In addition to her position with WEAVE, Hassett currently serves as a commissioner on the First Five Sacramento Commission, president of the Planned Giving Forum of Sacramento, treasurer of the California Coalition Against Sexual Assault (CALCASA), vice president of the Midtown Business Association, secretary of the Sacramento Children’s Coalition, and is a member of both the ALS Association National Board of Representatives and the board of the ALS Association of Greater Sacramento. She was appointed to the statewide Domestic Violence Advisory Council by Governor Schwarzenegger in 2010 and graduated from the Sacramento FBI Citizens Academy in 2011.
Hassett will accept the 2011 FBI Director’s Community Leadership Award on behalf of WEAVE, Inc. from SAC Brown during a small ceremony held at the Sacramento field office at 9 a.m. on Wednesday, November 30, 2011. Hassett will also travel to FBI Headquarters in Washington D.C. to receive the official engraved crystal award from FBI Director Robert Mueller on March 16, 2012, at a public ceremony.
Established in 1978, WEAVE provides crisis intervention and prevention services to women, men, and children in Sacramento County who are victims of domestic violence, sexual assault, or human trafficking.
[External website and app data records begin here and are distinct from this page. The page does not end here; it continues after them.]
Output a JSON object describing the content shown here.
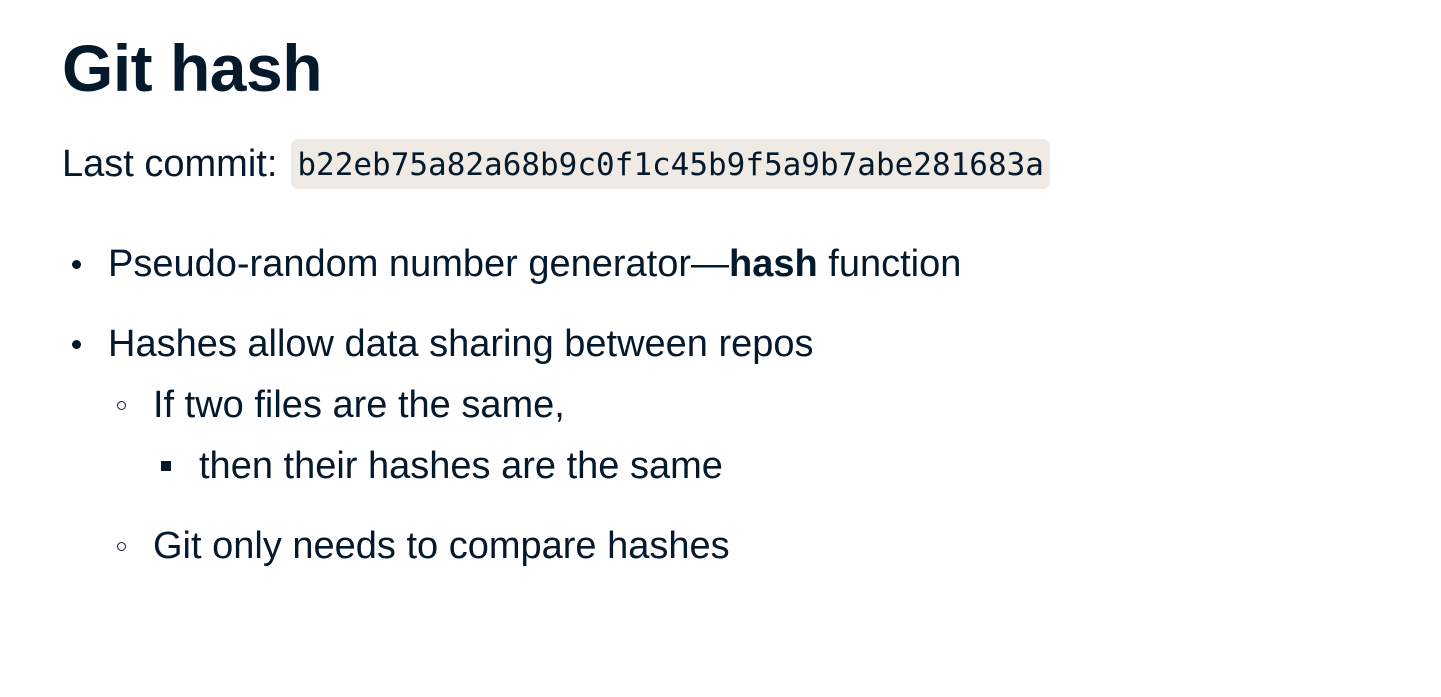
{
  "slide": {
    "title": "Git hash",
    "commit": {
      "label": "Last commit:",
      "hash": "b22eb75a82a68b9c0f1c45b9f5a9b7abe281683a"
    },
    "bullets": {
      "b1_before": "Pseudo-random number generator—",
      "b1_bold": "hash",
      "b1_after": " function",
      "b2": "Hashes allow data sharing between repos",
      "b2_sub1": "If two files are the same,",
      "b2_sub1_sub1": "then their hashes are the same",
      "b2_sub2": "Git only needs to compare hashes"
    }
  }
}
Key programs include a safehouse for women and children, a sexual assault response team, a 24-hour support and information line, counseling, legal services, and prevention education for youth and adults.
Gina Swankie, (916) 214-8309
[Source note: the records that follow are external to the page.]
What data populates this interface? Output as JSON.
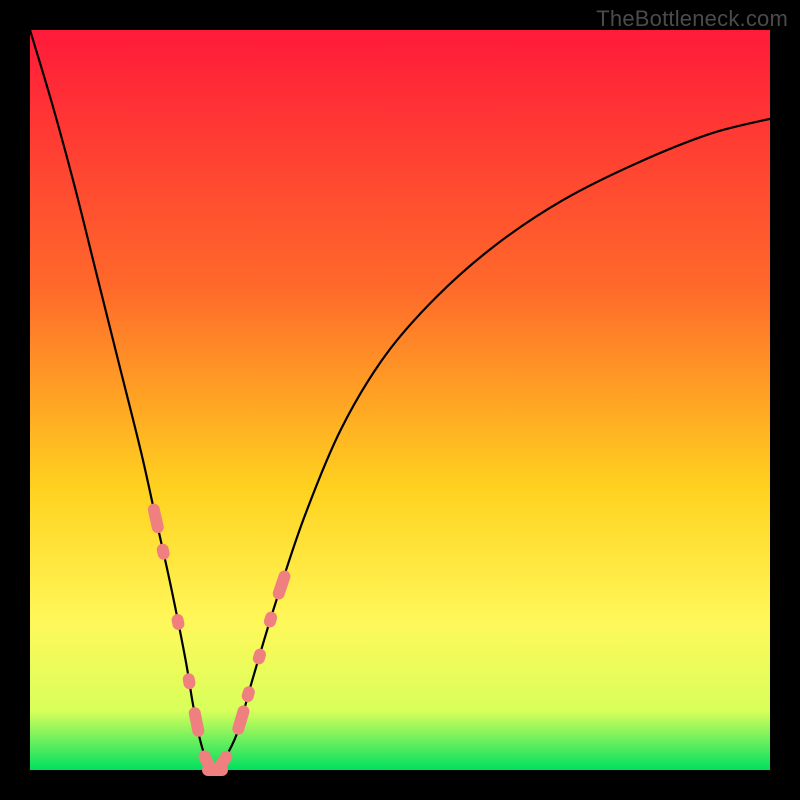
{
  "watermark": {
    "text": "TheBottleneck.com"
  },
  "colors": {
    "top": "#ff1a3a",
    "mid1": "#ff6a2a",
    "mid2": "#ffd21f",
    "mid3": "#fff85a",
    "mid4": "#d8ff5a",
    "bottom": "#00e060",
    "curve": "#000000",
    "marker": "#f08080"
  },
  "chart_data": {
    "type": "line",
    "title": "",
    "xlabel": "",
    "ylabel": "",
    "xlim": [
      0,
      100
    ],
    "ylim": [
      0,
      100
    ],
    "x": [
      0,
      3,
      6,
      9,
      12,
      15,
      17,
      19,
      21,
      22,
      23,
      24,
      25,
      26,
      28,
      30,
      33,
      37,
      42,
      48,
      55,
      63,
      72,
      82,
      92,
      100
    ],
    "y": [
      100,
      90,
      79,
      67,
      55,
      43,
      34,
      25,
      15,
      9,
      4,
      1,
      0,
      1,
      5,
      12,
      22,
      34,
      46,
      56,
      64,
      71,
      77,
      82,
      86,
      88
    ],
    "markers": {
      "comment": "salmon pill-shaped marker clusters near the valley (x positions, 0-100 scale)",
      "left_cluster": [
        17,
        18,
        20,
        21.5,
        22.5
      ],
      "bottom_cluster": [
        24,
        25,
        26
      ],
      "right_cluster": [
        28.5,
        29.5,
        31,
        32.5,
        34
      ]
    }
  }
}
Police: Suspects Face Human Trafficking, Pimping Charges
SAN FRANCISCO — A Sacramento couple was arrested Saturday at a South San Francisco hotel on suspicion of forcing three teenage girls into prostitution, police said.
Officers went to a hotel in the 300 block of South Airport Boulevard on a tip that a runaway girl had been seen near the property at about 4 p.m., according to South San Francisco police.
When they arrived at the scene, officers said they found a 19-year-old woman and two juvenile girls in a room at the hotel.
The room was registered to 40-year-old Mahendar Singh, who was found in another room at the hotel, police said.
Singh and the three girls were taken into custody after police said they found evidence of prostitution in both hotel rooms.
During questioning, all three girls said they were being forced into prostitution by Singh and his wife, Helen, 22, of Sacramento, police said.
Helen Singh was found at the hotel and arrested along with her husband, police said.
Mahendar and Helen Singh were booked into San Mateo County Jail on charges of human trafficking under the age of 18, pimping, pandering and conspiracy.
The three girls were released to their parents, police said.
Copyright 2011 by The Associated Press